Additionally, for the massive number of Indians who have put their trust in the vision of Digital India, internet blackouts threaten their socio-economic existence, or at least, stall it. Closer to home, due to our overdependence on the internet, we are used to Google-ing our way through almost every event in our life. We do not plan out trips in advance, do not research the routes for small journeys, and some of us don’t even carry physical cash on us anymore since the advent of UPI. An internet shutdown disrupts, disturbs and disorganises our lives to an enormous extent. Overall, policymakers need to create more stringent internet-related laws to protect the socio-economic interests of the citizens as well as the country.
In case of a internet shutdown, which could be a partial shutdown (particular apps such as Facebook, Twitter, etc) or complete shutdown, you can use:
1) Tools such as Psiphon, an open source web proxy, and browsers such as Tor, which prevent location tracing
2) A VPN which will make you bypass the restrictions set by the government.
3) Apps such as Orbot let you browse the internet anonymously
4) Using Tails, an operating system that allows you to bypass censorship and uses cryptographic tools to encrypt files

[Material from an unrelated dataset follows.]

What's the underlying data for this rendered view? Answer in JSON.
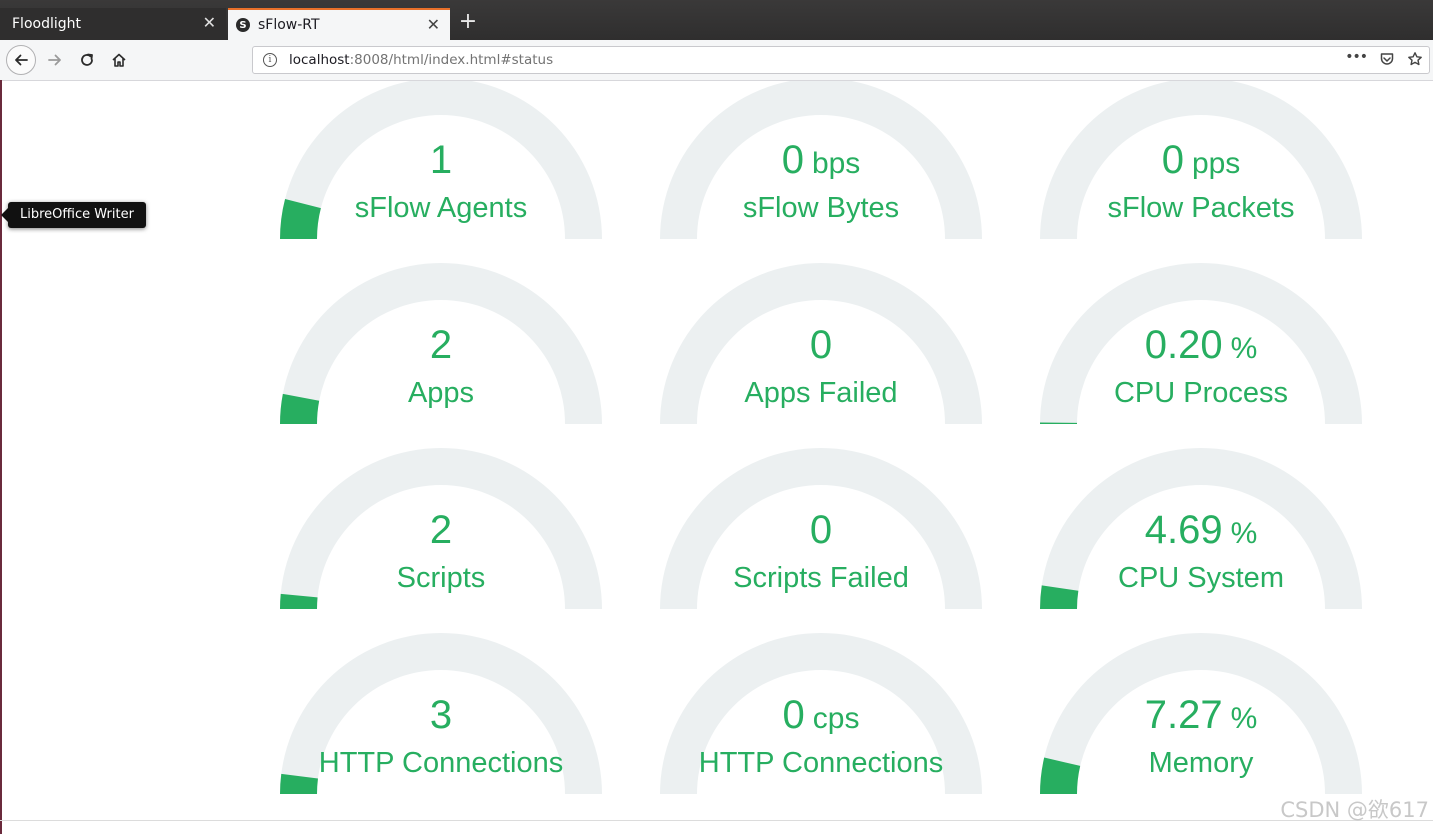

5) Lantern allows people in uncensored areas to share their internet
6) FireChat, an off-the-grid messaging app that lets users chat using Bluetooth.